Angola’s oil is mostly found in the Cabinda province, which is still influenced by a separatist conflict. Perhaps partially because of this, the country has sought to make renewable energy a priority.

Power mix goals

The Ministry of Energy and Water in Angola predicts that by the end of 2018, the country’s power mix will be made up of 64 percent hydropower, 12 percent natural gas, and 24 percent fossil fuels, according to the U.S. Department of Commerce.

One of the major goals of Angola’s renewable energy is to provide energy to the off-grid areas of the country that are also racked with poverty. Some Angolans in rural areas have invested in their own solar panels as a means to light their homes and keep their businesses running.
“The goal for the off-grid situation is to ease the accomplishment of several activities that support the rural development and that relieve them from poverty, as well as to guarantee that communities living in non-electrified areas may access to safer and better quality energy sources,” the country’s Angola Energy 2025 website says.

Hydropower potential

Hydropower makes a lot of sense for Angola, as it has many rivers. According to the International Hydropower Association, the country’s potential hydropower capacity is among the highest in Africa, thought to be 18,200 MW. As the country looks to grow its population and economy in the coming years, it’s no surprise the Angolan government has put such high importance on hydropower development.

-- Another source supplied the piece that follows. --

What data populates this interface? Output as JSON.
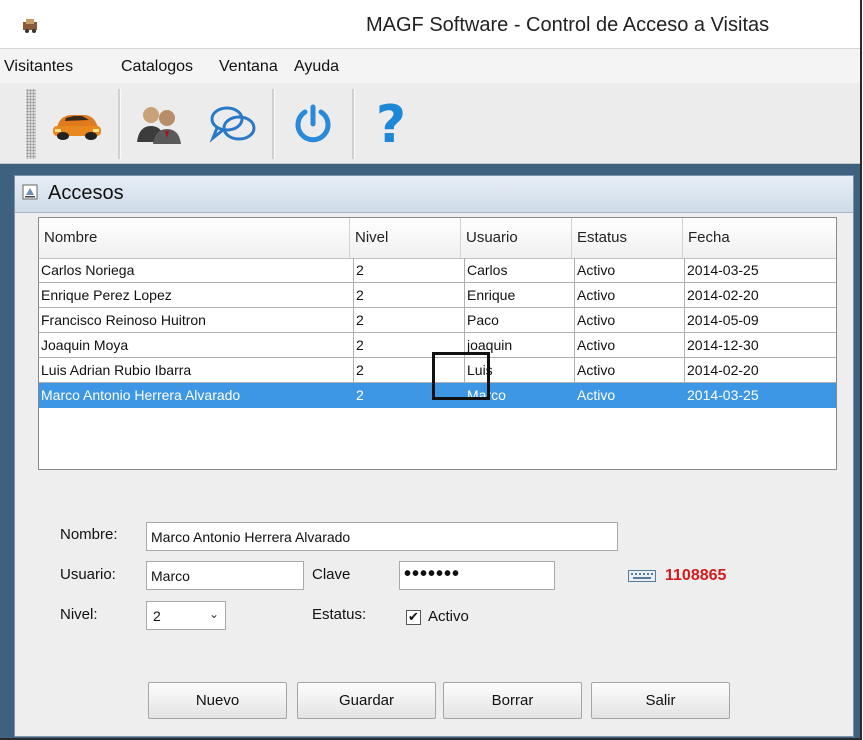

The country wants to increase its hydropower generation capacity from around 1,200 MW currently to 9,000 MW by 2025.

Laúca dam, Angola

A number of hydropower plants are located on the Kwanza River, which is the largest river in Angola. These include the Capanda plant and the Cambambe plant, which increased its capacity to 260 MW in 2016 and is still being upgraded. When it is complete, the plant will have an installed capacity of 960 MW.
In late 2016, the Angolan Government secured a loan from the Industrial and Commercial Bank of China to build the Caculo Cabaca hydropower project, which is expected to take over six years to build. The plant is to be located in the Middle Kwanza, and will provide power to the domestic market and neighboring countries that are part of the Southern African Power Pool.

Solar solutions

Angola isn’t just targeting an increase in hydropower, however, and has its eye on other forms of renewable energy. In June 2014 it was revealed the Ministry of energy and Water had completed mapping studies for a potential 55 GW solar power plant and 3 GW in wind power. The Angolan government’s 2025 energy plan sets a target for 100 MW of solar power projects, including 22 MW which will focus on rural electrification.
The Angolan government’s plans also include 100 MW of wind energy. And the 2025 Energy Strategy includes 500 MW of energy production from biomass through agriculture forestry, livestock, and solid waste sources. In total, renewables are expected to account for around 8 percent of the country’s total installed capacity by 2025.
Angola has many challenges to overcome as it grows in the next few decades, but has taken a large step to securing a happier future for its population by making a large bet on renewables in the years to come.

READ MORE: The leapfrog generation in Africa by Jim McClelland

about the author
Peter Ward
Business and technology reporter based in New York. MA in Business Journalism at Columbia University Journalism School 2013. Five years experience reporting in the U.S., the U.K., and the Middle East.